Citation: Yang C-H and Pospisilik JA (2019) Polyphenism – A Window Into Gene-Environment Interactions and Phenotypic Plasticity. Front. Genet. 10:132. doi: 10.3389/fgene.2019.00132

Received: 14 September 2018; Accepted: 08 February 2019;
Published: 26 February 2019.

Edited by:

Carles Canto, Nestle Institute of Health Sciences (NIHS), Switzerland

Reviewed by:

Evan Graehl Williams, ETH Zürich, Switzerland
Neil Youngson, University of New South Wales, Australia

Copyright © 2019 Yang and Pospisilik. This is an open-access article distributed under the terms of the Creative Commons Attribution License (CC BY). The use, distribution or reproduction in other forums is permitted, provided the original author(s) and the copyright owner(s) are credited and that the original publication in this journal is cited, in accordance with accepted academic practice. No use, distribution or reproduction is permitted which does not comply with these terms.

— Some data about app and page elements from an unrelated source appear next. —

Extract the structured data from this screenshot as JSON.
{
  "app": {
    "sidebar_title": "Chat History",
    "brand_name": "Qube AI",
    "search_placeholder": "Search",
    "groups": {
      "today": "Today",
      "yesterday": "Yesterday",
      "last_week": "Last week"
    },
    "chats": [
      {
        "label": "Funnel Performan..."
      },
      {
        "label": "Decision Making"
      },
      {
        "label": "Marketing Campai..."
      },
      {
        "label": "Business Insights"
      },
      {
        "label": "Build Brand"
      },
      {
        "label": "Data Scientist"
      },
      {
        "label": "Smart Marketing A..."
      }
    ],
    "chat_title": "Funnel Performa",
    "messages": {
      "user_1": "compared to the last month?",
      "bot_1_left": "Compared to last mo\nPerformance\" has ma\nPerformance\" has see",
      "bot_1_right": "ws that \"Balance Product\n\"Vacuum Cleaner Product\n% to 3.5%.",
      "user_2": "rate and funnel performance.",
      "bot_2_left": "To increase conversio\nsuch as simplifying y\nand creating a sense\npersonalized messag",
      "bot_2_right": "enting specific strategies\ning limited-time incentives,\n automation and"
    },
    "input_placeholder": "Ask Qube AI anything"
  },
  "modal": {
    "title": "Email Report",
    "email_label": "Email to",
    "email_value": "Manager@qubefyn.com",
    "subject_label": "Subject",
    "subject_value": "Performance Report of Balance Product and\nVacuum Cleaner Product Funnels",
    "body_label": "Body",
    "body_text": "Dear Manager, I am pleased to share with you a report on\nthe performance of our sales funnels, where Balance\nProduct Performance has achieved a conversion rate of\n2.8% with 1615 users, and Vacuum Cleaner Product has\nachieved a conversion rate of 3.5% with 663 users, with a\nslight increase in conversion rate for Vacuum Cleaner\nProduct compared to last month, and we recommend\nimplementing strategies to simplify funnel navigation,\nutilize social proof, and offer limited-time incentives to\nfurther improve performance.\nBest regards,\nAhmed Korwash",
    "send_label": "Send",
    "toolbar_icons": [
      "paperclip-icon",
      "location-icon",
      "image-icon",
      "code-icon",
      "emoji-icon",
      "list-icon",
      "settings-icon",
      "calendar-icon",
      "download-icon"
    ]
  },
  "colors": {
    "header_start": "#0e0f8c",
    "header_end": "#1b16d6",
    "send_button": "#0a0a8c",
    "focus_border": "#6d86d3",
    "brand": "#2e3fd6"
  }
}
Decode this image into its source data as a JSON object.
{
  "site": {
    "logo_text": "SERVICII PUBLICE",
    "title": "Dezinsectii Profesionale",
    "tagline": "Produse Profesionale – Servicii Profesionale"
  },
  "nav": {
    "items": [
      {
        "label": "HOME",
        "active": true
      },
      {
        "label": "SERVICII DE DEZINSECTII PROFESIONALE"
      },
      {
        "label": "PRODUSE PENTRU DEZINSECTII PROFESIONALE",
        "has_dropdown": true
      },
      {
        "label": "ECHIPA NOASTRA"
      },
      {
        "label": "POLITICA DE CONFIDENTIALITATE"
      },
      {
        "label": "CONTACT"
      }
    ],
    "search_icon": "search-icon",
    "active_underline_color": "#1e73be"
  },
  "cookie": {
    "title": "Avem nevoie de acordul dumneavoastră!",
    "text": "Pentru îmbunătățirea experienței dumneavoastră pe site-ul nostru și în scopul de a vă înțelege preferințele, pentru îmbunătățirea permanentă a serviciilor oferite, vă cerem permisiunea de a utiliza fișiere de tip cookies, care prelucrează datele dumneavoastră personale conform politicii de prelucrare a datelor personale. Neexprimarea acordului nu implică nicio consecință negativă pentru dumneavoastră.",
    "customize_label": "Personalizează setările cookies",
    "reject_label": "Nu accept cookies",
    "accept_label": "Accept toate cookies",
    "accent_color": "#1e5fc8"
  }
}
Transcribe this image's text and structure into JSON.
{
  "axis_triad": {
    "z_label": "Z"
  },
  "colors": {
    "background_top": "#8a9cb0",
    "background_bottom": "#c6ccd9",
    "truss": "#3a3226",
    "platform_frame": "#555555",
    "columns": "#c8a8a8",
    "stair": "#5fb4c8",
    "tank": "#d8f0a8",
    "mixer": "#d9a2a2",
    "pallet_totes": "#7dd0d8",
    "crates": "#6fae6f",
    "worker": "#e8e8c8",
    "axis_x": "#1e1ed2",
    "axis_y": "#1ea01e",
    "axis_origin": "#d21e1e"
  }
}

*Correspondence: John Andrew Pospisilik, andrew.pospisilik@vai.org